School of Engineering (STI, Ali Sayed)

Institute of Electrical Engineering (IEL, Giovanni De Micheli)
Institute of Mechanical Engineering (IGM, Thomas Gmür)
Institute of Materials (IMX, Michaud Véronique)
Institute of Microengineering (IMT, Olivier Martin)
Institute of Bioengineering (IBI, Matthias Lütolf)

School of Architecture, Civil and Environmental Engineering (ENAC, Claudia R. Binder)

Institute of Architecture (IA, Luca Ortelli)
Civil Engineering Institute (IIC, Eugen Brühwiler)
Institute of Urban and Regional Sciences (INTER, Philippe Thalmann)
Environmental Engineering Institute (IIE, David Andrew Barry)

School of Computer and Communication Sciences (IC, James Larus)

Algorithms & Theoretical Computer Science
Artificial Intelligence & Machine Learning
Computational Biology
Computer Architecture & Integrated Systems
Data Management & Information Retrieval
Graphics & Vision
Human-Computer Interaction
Information & Communication Theory
Programming Languages & Formal Methods
Security & Cryptography
Signal & Image Processing

School of Life Sciences (SV, Gisou van der Goot)

Bachelor-Master Teaching Section in Life Sciences and Technologies (SSV)
Brain Mind Institute (BMI, Carmen Sandi)
Institute of Bioengineering (IBI, Melody Swartz)
Swiss Institute for Experimental Cancer Research (ISREC, Douglas Hanahan)
Global Health Institute (GHI, Bruno Lemaitre)
Ten Technology Platforms & Core Facilities (PTECH)
Center for Phenogenomics (CPG)
NCCR Synaptic Bases of Mental Diseases (NCCR-SYNAPSY)

College of Management of Technology (CDM)

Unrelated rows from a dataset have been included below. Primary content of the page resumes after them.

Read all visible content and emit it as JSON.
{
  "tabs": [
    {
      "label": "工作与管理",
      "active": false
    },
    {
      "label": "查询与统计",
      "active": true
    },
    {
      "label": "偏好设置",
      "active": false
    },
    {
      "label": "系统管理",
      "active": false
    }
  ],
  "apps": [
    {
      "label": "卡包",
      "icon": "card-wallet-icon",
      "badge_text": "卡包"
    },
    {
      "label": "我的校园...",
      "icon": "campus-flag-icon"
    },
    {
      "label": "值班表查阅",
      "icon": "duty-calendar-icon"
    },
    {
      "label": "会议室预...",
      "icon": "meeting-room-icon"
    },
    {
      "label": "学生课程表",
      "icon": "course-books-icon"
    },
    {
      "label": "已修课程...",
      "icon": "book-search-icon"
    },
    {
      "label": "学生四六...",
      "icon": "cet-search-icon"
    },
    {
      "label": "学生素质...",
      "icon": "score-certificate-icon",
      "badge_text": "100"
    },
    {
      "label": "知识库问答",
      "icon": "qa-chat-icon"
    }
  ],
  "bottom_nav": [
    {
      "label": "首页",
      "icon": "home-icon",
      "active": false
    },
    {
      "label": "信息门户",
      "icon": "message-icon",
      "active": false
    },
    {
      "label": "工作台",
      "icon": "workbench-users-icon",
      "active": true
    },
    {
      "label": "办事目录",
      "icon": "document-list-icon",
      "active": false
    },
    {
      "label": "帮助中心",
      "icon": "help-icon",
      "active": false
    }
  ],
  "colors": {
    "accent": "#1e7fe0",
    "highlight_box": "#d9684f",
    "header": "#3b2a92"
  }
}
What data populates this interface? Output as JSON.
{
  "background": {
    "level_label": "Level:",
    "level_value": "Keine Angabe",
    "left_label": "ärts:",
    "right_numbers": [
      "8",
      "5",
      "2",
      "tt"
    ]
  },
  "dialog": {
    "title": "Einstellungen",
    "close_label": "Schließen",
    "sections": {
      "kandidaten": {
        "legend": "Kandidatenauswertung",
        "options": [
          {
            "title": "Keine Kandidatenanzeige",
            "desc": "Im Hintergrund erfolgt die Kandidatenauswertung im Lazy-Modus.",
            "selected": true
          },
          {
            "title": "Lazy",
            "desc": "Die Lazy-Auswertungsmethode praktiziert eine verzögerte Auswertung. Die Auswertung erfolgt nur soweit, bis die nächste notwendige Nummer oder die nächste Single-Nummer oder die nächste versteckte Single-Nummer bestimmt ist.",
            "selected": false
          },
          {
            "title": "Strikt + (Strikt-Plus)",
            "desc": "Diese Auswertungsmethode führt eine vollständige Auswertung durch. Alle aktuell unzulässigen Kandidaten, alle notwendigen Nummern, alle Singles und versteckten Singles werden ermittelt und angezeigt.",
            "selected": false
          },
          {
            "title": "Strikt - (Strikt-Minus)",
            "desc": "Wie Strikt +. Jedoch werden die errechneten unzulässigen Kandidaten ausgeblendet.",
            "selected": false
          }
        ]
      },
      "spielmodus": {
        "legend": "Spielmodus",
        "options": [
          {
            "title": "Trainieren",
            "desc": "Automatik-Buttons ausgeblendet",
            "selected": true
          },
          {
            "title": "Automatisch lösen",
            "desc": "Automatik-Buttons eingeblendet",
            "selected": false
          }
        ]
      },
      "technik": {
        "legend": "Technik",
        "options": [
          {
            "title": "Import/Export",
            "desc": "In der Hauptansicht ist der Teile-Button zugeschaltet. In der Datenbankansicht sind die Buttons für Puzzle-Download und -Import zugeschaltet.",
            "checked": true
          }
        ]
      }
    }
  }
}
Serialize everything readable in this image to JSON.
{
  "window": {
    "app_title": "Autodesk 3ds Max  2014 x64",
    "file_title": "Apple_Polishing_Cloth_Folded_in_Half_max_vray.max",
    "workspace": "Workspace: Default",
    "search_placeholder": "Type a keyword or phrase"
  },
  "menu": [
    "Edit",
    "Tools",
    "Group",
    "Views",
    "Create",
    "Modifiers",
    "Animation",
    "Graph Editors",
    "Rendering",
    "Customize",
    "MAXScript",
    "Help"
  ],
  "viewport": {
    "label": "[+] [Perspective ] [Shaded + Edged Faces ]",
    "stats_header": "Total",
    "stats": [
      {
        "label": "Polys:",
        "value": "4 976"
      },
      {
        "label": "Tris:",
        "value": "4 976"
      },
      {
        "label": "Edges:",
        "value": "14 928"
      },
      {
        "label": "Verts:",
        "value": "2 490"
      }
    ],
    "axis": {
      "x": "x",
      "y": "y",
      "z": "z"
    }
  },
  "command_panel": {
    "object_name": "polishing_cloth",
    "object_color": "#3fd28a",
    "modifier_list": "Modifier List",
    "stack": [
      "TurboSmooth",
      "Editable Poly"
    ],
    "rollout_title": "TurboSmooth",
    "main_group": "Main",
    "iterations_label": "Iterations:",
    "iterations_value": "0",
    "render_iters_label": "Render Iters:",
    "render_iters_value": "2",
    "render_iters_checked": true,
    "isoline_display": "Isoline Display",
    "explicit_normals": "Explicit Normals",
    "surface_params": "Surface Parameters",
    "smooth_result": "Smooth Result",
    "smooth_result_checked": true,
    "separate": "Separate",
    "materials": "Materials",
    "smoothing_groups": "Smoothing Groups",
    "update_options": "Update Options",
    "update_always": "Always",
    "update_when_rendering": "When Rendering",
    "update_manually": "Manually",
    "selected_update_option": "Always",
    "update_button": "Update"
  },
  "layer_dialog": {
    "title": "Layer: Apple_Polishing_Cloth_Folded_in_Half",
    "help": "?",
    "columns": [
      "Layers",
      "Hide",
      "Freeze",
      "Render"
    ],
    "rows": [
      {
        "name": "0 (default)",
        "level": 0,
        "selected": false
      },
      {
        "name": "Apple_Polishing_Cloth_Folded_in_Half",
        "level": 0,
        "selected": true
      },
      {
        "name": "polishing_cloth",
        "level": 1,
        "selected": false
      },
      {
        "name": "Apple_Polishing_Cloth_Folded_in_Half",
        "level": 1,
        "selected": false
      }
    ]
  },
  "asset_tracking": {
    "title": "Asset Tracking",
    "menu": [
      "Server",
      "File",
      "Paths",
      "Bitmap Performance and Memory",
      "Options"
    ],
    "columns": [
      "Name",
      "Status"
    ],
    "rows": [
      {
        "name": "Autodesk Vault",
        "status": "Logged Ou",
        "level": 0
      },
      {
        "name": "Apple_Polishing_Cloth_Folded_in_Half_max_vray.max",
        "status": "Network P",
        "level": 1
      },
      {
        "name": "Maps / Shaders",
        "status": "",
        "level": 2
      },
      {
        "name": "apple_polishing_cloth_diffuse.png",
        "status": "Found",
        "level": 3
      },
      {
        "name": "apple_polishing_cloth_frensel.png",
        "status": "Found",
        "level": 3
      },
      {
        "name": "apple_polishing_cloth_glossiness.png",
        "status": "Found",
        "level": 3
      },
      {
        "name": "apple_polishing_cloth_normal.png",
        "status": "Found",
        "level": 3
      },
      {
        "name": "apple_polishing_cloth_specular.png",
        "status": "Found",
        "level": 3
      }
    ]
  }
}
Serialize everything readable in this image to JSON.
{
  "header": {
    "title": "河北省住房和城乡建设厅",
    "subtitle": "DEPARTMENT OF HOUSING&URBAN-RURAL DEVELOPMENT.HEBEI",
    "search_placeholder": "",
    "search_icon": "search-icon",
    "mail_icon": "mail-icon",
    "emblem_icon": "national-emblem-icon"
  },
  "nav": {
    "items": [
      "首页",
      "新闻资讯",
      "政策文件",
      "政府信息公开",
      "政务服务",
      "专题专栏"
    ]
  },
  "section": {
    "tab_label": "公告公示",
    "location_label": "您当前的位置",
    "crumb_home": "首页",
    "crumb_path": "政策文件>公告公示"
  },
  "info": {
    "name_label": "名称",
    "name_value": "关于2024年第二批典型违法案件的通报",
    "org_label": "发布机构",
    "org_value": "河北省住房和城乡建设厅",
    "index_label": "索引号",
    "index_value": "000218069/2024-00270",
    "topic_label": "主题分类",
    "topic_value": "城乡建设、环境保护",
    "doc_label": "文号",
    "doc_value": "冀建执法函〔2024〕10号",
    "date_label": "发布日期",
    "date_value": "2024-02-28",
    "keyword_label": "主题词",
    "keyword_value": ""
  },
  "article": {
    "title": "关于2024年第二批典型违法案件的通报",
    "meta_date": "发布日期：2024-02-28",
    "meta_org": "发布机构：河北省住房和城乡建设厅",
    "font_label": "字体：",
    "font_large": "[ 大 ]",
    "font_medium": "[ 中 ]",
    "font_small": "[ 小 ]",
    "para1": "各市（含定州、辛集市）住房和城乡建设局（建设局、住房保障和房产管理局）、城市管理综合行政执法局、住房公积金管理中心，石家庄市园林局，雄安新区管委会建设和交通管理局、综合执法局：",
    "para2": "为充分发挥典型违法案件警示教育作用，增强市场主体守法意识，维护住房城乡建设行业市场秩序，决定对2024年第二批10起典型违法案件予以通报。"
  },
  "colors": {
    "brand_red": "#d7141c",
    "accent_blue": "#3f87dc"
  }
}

Swiss Finance Institute at EPFL (CDM-SFI, Damir Filipovic)
Section of Management of Technology and Entrepreneurship (CDM-PMTE, Daniel Kuhn)
Institute of Technology and Public Policy (CDM-ITPP, Matthias Finger)
Institute of Management of Technology and Entrepreneurship (CDM-MTEI, Ralf Seifert)
Section of Financial Engineering (CDM-IF, Julien Hugonnier)

College of Humanities (CDH, Thomas David)

Human and social sciences teaching program (CDH-SHS, Thomas David)

EPFL Middle East (EME, Dr. Franco Vigliotti)[62]

Section of Energy Management and Sustainability (MES, Prof. Maher Kayal)

In addition to the eight schools there are seven closely related institutions

Swiss Cancer Centre
Center for Biomedical Imaging (CIBM)
Centre for Advanced Modelling Science (CADMOS)
École cantonale d’art de Lausanne (ECAL)
Campus Biotech
Wyss Center for Bio- and Neuro-engineering
Swiss National Supercomputing Centre